WEDNESDAY. OCTOBER, 28, 1987 7:30 p.m. McKenna Auditorium
The Rose Institute and John Brown Cook Association are hosting California's Gov. George Deukmejian on Wednesday, October 28. Students are welcome to attend Governor Deukmejian's address at 7:30 p.m. in McKenna Auditorium. Deukmejian, who was re-elected in 1986, has served as California's governor since 1983.
During his tenure Deukmejian has eliminated California's $1.5 billion budget deficit without increasing general taxation. He has also led initiatives that resulted in teaching the basics in education and in a crackdown on crime, including the appointment of "common sense" judges to California's courts.
Deukmejian served as a legislator and attorney general prior to becoming governor. He graduated from Siena College and St. John's University School of Law.

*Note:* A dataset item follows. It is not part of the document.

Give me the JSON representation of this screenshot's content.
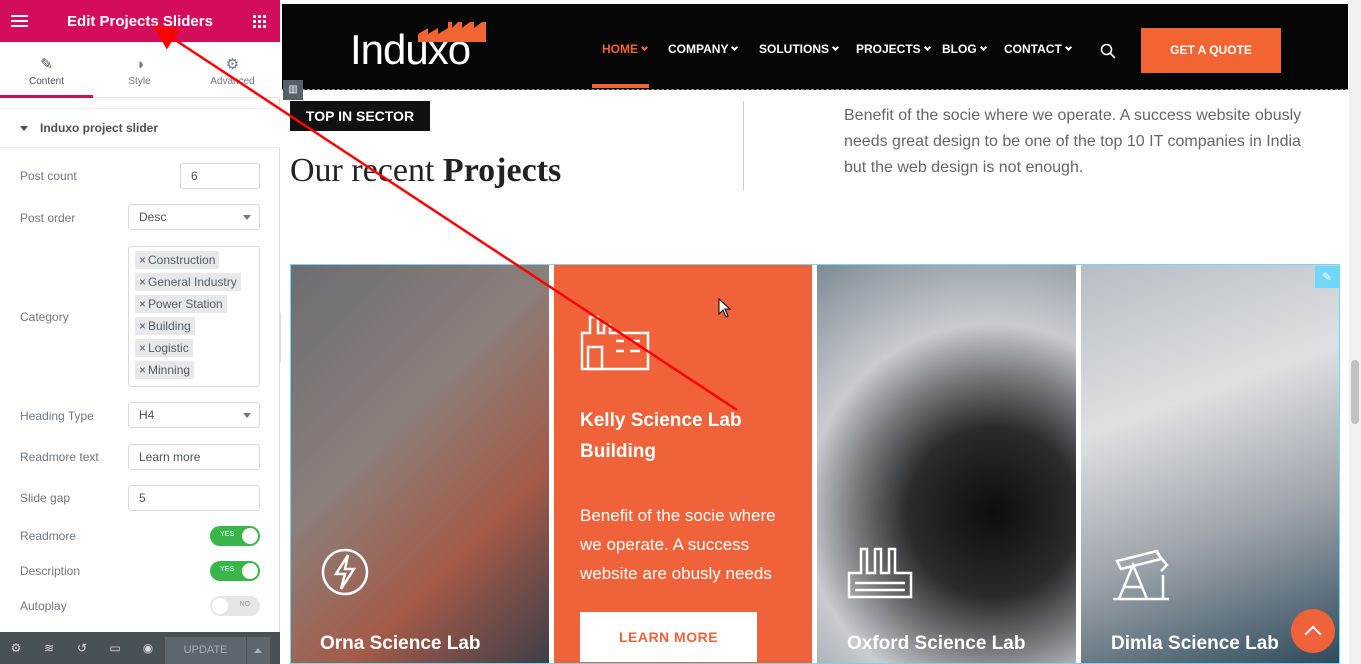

SUNDAY, NOVEMBER 1, 1987 11:00 a.m.
Sunday of each month the Athenaeum offers a brunch for students, faculty, and other CMC-associated individuals. The second brunch of the school year is scheduled for Sunday, November 1, from 11:00 a.m. to 12:30 p.m. Early reservations are advised for this event as the first brunch "sold out." Due to the popularity of brunch, the event is only open to CMC-associated individuals (and one guest). All persons attending brunch, including guests, must have reservations.

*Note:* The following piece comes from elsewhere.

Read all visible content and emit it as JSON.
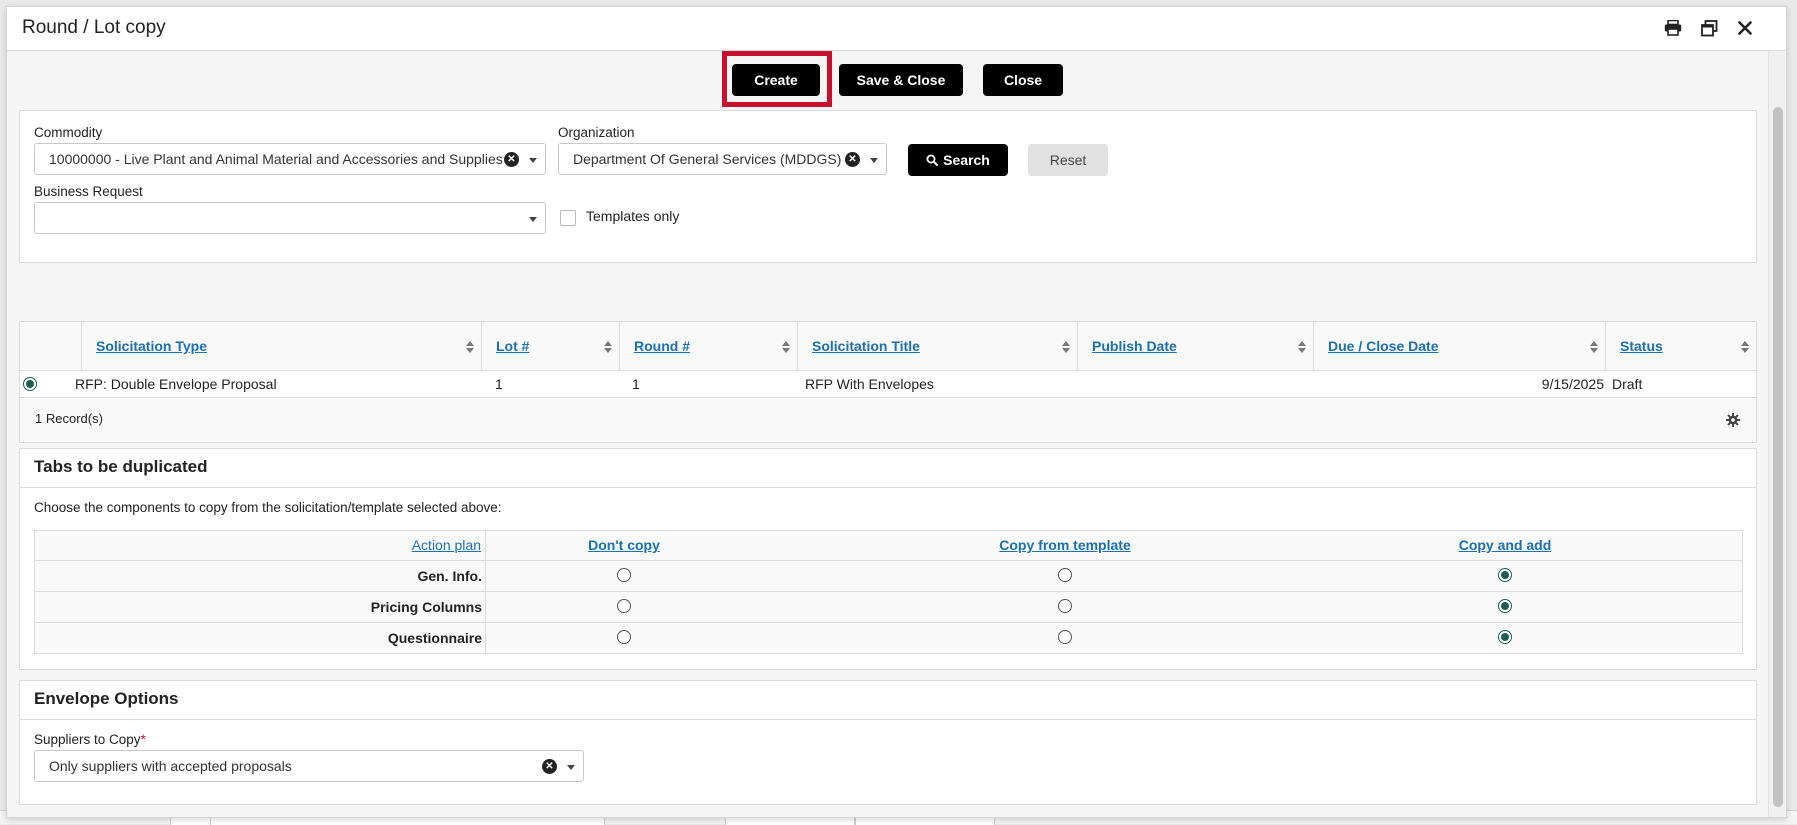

40th ANNIVERSARY OF THE MARSHALL PLAN
Leadership of General Marshall
WEDNESDAY, NOVEMBER 4, 1987 4:00 p.m. Child's Lounge

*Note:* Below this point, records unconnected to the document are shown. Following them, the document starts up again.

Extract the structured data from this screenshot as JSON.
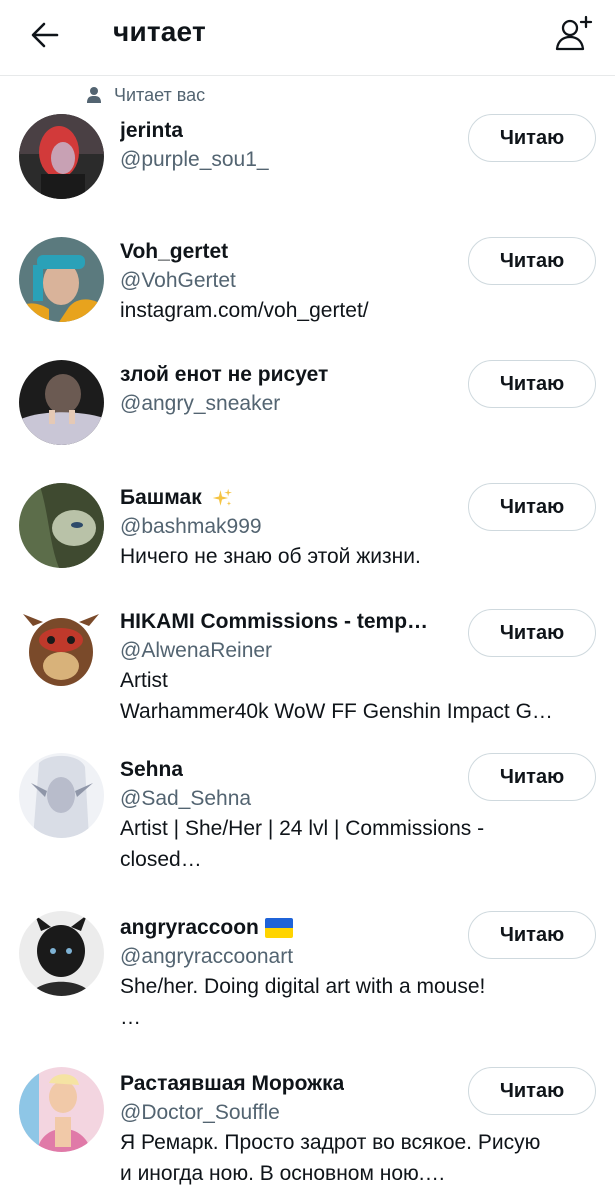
{
  "header": {
    "title": "читает"
  },
  "follows_you_label": "Читает вас",
  "follow_button_label": "Читаю",
  "users": [
    {
      "name": "jerinta",
      "handle": "@purple_sou1_",
      "bio": [],
      "badge": "",
      "avatar_colors": [
        "#2b2b2b",
        "#d23a3a",
        "#c8a1b4"
      ]
    },
    {
      "name": "Voh_gertet",
      "handle": "@VohGertet",
      "bio": [
        "instagram.com/voh_gertet/"
      ],
      "badge": "",
      "avatar_colors": [
        "#5b7a7e",
        "#2aa1b8",
        "#e8a31d"
      ]
    },
    {
      "name": "злой енот не рисует",
      "handle": "@angry_sneaker",
      "bio": [],
      "badge": "",
      "avatar_colors": [
        "#1c1c1c",
        "#6b5a52",
        "#c9c6d6"
      ]
    },
    {
      "name": "Башмак",
      "handle": "@bashmak999",
      "bio": [
        "Ничего не знаю об этой жизни."
      ],
      "badge": "sparkles",
      "avatar_colors": [
        "#5c6d4a",
        "#b9c2a8",
        "#3f4a30"
      ]
    },
    {
      "name": "HIKAMI Commissions - temp…",
      "handle": "@AlwenaReiner",
      "bio": [
        "Artist",
        "Warhammer40k WoW FF Genshin Impact G…"
      ],
      "badge": "",
      "avatar_colors": [
        "#ffffff",
        "#7a4a2a",
        "#c0392b"
      ]
    },
    {
      "name": "Sehna",
      "handle": "@Sad_Sehna",
      "bio": [
        "Artist | She/Her | 24 lvl | Commissions -",
        "closed…"
      ],
      "badge": "",
      "avatar_colors": [
        "#d9dde6",
        "#8f96a8",
        "#f0f2f6"
      ]
    },
    {
      "name": "angryraccoon",
      "handle": "@angryraccoonart",
      "bio": [
        "She/her. Doing digital art with a mouse!",
        "…"
      ],
      "badge": "ua-flag",
      "avatar_colors": [
        "#ececec",
        "#1a1a1a",
        "#7fb3d5"
      ]
    },
    {
      "name": "Растаявшая Морожка",
      "handle": "@Doctor_Souffle",
      "bio": [
        "Я Ремарк. Просто задрот во всякое. Рисую",
        "и иногда ною. В основном ною.…"
      ],
      "badge": "",
      "avatar_colors": [
        "#f3d5e0",
        "#e07aa8",
        "#8ec6e6"
      ]
    }
  ],
  "colors": {
    "text_primary": "#0f1419",
    "text_secondary": "#536471",
    "divider": "#e7e9ea",
    "button_border": "#cfd9de",
    "sparkle": "#f5c443",
    "flag_blue": "#1f63d8",
    "flag_yellow": "#ffd400"
  },
  "icons": {
    "back": "arrow-left-icon",
    "add_user": "add-user-icon",
    "follows_you": "person-icon"
  }
}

The Origins and Achievements of the Marshall Plan
WEDNESDAY, NOVEMBER 4, 1987
Germany and the Marshall Plan
WEDNESDAY, NOVEMBER 4, 1987
To offset the economic and physical woes of Europe following World War II, the Marshall Plan was enacted 40 years ago. The plan resulted in America's giving Europe substantial aid to help the continent alleviate postwar problems of starvation and assist physical reconstruction.
On Wednesday, November 4, the Keck Center sponsors a one-day symposium honoring the 40th anniversary of the Marshall Plan.
The progran begins at 4:00 p.m. with a seminar featuring Dr. Forrest Pogue, the definitive biographer of Gen. George C. Marshall, who devised the Marshall Plan. The seminar, which focuses on the leadership of General Marshall, takes place in the Athenaeum's Child's Lounge.
Following the seminar, the progmm continues with a reception and a dinner at the Athenaeum beginning at 5:30 p.m. After dinner Dr. Michael Hogan and Dr. John Gimbel speak about the Marshall Plan. Hogan's remarks are entitled "The Origins and Achievements of the Marshall Plan." Hogan is professor of history at Ohio State University; he recently published The Marshall Plan, America, Britain, and the Reconstruction of Western Europe, 1947-1952 (1987). Gimbel, professor of history emeritus at California State University, Humboldt, is the author of numerous works on the United States' relations with Germany. He speaks on "Germany and the Marshall Plan."
TUESDAY, DECEMBER 1, 1987
A special madrigal dinner is being offered for CMC students, faculty, and staff on Tuesday, December 1. The feast features live entertainment and a multi-course meal of medieval cuisine. Tickets for the event are limited. You are encouraged to sign up as soon as possible for the event because seating is on a first-come basis. The event costs $5.00 per CMC person, and $5.00 for one guest. Use the reservation coupon to sign up, and be sure to include your payment when turning in your reservations.
OTHER ATHENAEUM EVENTS
Aftenoon Tea. Tea and sweets are served daily during the weekdays in the Athenaeum library from 3:00-4:30 p.m.
Wednesday Lunch. Every Wednesday at noon, lunch is served in one of the Athenaeum's small dining rooms for students and faculty who wish to share a meal and engage in conversation. The lunch is an open forum, and reservations are not required.